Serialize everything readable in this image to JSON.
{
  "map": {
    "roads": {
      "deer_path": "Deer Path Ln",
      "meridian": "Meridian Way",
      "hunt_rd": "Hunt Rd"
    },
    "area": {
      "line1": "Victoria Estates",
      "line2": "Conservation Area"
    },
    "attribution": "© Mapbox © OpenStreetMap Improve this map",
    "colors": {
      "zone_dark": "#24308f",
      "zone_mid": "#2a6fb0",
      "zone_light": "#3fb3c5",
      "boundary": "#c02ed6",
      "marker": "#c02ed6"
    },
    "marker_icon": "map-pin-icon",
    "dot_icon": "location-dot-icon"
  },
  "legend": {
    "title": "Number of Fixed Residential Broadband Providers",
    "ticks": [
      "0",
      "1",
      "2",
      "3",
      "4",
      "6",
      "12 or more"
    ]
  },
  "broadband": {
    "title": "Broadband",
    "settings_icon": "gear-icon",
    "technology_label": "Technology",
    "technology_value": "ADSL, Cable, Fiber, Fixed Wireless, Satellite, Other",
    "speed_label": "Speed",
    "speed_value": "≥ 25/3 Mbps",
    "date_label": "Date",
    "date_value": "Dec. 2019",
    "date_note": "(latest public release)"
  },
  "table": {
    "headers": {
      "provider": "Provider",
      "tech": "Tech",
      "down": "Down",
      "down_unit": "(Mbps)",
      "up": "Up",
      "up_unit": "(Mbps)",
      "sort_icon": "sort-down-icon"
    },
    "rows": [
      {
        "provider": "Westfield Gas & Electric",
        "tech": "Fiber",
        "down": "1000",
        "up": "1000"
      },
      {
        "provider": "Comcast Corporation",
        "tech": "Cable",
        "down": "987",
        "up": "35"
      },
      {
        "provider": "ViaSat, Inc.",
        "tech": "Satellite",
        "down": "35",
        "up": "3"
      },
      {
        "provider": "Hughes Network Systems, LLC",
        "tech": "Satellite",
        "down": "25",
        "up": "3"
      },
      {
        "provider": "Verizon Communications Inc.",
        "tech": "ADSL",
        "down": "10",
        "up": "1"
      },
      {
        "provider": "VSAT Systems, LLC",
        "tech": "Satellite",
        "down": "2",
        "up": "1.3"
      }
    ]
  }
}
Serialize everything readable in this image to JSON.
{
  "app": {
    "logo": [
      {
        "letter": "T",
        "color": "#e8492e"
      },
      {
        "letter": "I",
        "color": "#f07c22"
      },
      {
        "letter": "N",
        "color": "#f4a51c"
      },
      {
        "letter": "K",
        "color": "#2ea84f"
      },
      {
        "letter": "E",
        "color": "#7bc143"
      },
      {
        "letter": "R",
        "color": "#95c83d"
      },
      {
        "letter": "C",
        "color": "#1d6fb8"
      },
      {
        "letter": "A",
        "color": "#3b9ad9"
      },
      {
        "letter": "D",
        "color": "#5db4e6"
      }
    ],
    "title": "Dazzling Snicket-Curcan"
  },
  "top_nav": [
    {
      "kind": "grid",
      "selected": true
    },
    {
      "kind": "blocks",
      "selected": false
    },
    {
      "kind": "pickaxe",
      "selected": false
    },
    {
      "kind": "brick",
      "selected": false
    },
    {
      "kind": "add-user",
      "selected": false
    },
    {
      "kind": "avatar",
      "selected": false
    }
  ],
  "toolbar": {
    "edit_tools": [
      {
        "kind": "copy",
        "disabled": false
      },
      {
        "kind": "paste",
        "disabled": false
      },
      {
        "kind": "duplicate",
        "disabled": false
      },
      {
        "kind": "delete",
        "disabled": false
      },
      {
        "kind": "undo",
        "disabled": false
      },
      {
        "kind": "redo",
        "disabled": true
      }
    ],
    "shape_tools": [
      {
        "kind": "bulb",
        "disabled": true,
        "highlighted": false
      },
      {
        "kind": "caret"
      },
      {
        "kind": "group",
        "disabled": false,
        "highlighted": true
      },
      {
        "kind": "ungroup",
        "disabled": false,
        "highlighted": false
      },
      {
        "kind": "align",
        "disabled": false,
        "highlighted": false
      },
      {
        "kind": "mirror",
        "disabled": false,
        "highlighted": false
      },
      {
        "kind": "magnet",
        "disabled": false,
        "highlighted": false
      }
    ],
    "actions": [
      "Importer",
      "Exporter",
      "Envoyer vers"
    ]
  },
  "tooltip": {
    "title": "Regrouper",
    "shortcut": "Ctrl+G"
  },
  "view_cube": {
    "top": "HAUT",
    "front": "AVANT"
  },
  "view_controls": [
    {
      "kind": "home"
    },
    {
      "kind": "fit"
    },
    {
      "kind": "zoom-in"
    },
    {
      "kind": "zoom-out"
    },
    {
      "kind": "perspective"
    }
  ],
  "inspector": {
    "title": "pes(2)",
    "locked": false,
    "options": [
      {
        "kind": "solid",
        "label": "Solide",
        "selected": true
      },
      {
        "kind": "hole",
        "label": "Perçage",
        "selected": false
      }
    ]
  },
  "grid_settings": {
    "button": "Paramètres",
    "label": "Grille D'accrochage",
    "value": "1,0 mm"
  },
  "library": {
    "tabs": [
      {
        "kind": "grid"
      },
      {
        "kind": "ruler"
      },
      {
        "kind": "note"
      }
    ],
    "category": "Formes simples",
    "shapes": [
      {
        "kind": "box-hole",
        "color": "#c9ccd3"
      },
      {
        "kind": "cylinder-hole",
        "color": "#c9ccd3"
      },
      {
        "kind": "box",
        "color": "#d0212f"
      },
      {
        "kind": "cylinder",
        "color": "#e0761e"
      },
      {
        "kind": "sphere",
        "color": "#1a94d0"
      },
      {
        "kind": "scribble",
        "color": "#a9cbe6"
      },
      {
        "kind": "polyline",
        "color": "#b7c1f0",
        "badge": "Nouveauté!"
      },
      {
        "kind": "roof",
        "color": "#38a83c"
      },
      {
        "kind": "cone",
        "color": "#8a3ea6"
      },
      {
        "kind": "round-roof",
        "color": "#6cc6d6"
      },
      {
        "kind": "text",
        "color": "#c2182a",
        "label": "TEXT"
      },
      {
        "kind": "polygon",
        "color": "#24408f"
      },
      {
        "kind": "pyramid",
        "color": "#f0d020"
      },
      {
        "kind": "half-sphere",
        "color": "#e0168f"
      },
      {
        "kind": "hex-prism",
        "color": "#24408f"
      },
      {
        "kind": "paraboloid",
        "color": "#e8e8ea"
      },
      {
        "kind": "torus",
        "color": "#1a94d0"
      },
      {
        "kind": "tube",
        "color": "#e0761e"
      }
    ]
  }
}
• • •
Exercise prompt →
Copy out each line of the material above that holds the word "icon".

Solution for this task →
    "marker_icon": "map-pin-icon",
    "dot_icon": "location-dot-icon"
    "settings_icon": "gear-icon",
      "sort_icon": "sort-down-icon"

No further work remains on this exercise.